"On Good Friday 1985, Serrano photographed his 'Blood Cross' in Leon Golub's studio. Consisting of a plexiglas tank in the form of a cross, which the artist filled with cow's blood purchased for ten dollars per gallon (...) The tank started to leak as he filled it with blood; deciding that the image of a dripping cross might prove interesting, he filled the tank to the top and photographed it against a spray-painted backdrop especially created to suggest an ersatz apocalypse. Although the darkening sky and the light rising from behind may appear to spoof religion, this image was inspired by the genre of religious illustrations dealing with the cross in the landscape that he had seen in stores selling religious paraphernalia.
Photographed from a low vantage point, the bleeding cross seems monumental. Regarding the use of blood in this and other images, Serrano stated:

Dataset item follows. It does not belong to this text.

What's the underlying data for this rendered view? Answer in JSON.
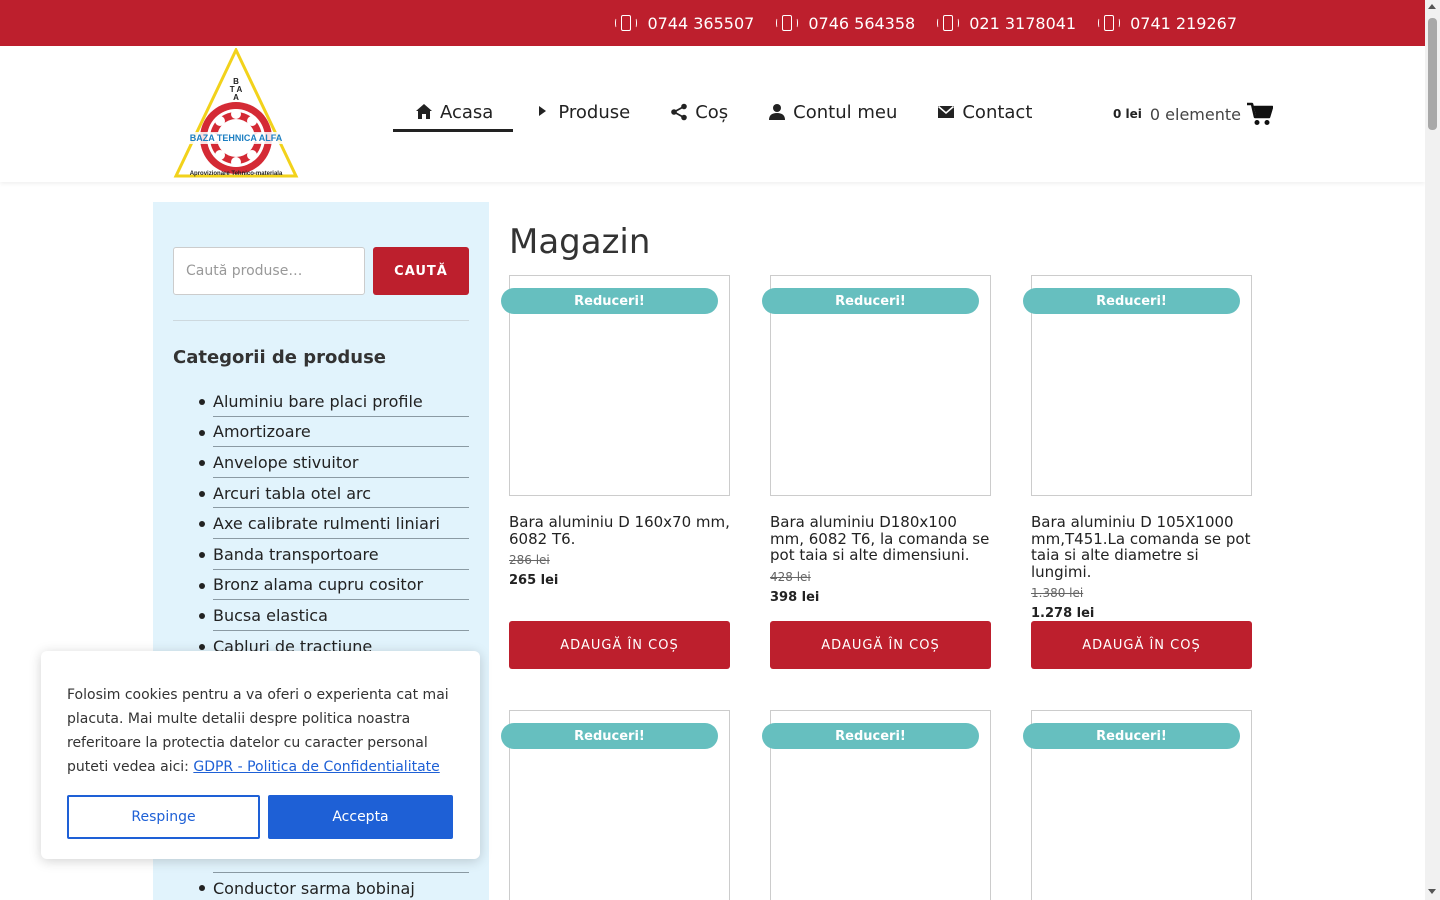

'The Church is obsessed with the body and blood of Christ. At the same time, there is the impulse to repress and deny the physical nature of the Church's membership. There is a real ambivalence there. It's one thing to idealize the body and it's another to deal with it realistically... In my work, I attempt to personalize this tension in institutional religion by revising the way in which body fluids are idealized.'" (R. Hobbs, in: 'Andres Serrano. Works 1983-1993', Philadelphia 1994, p.25.)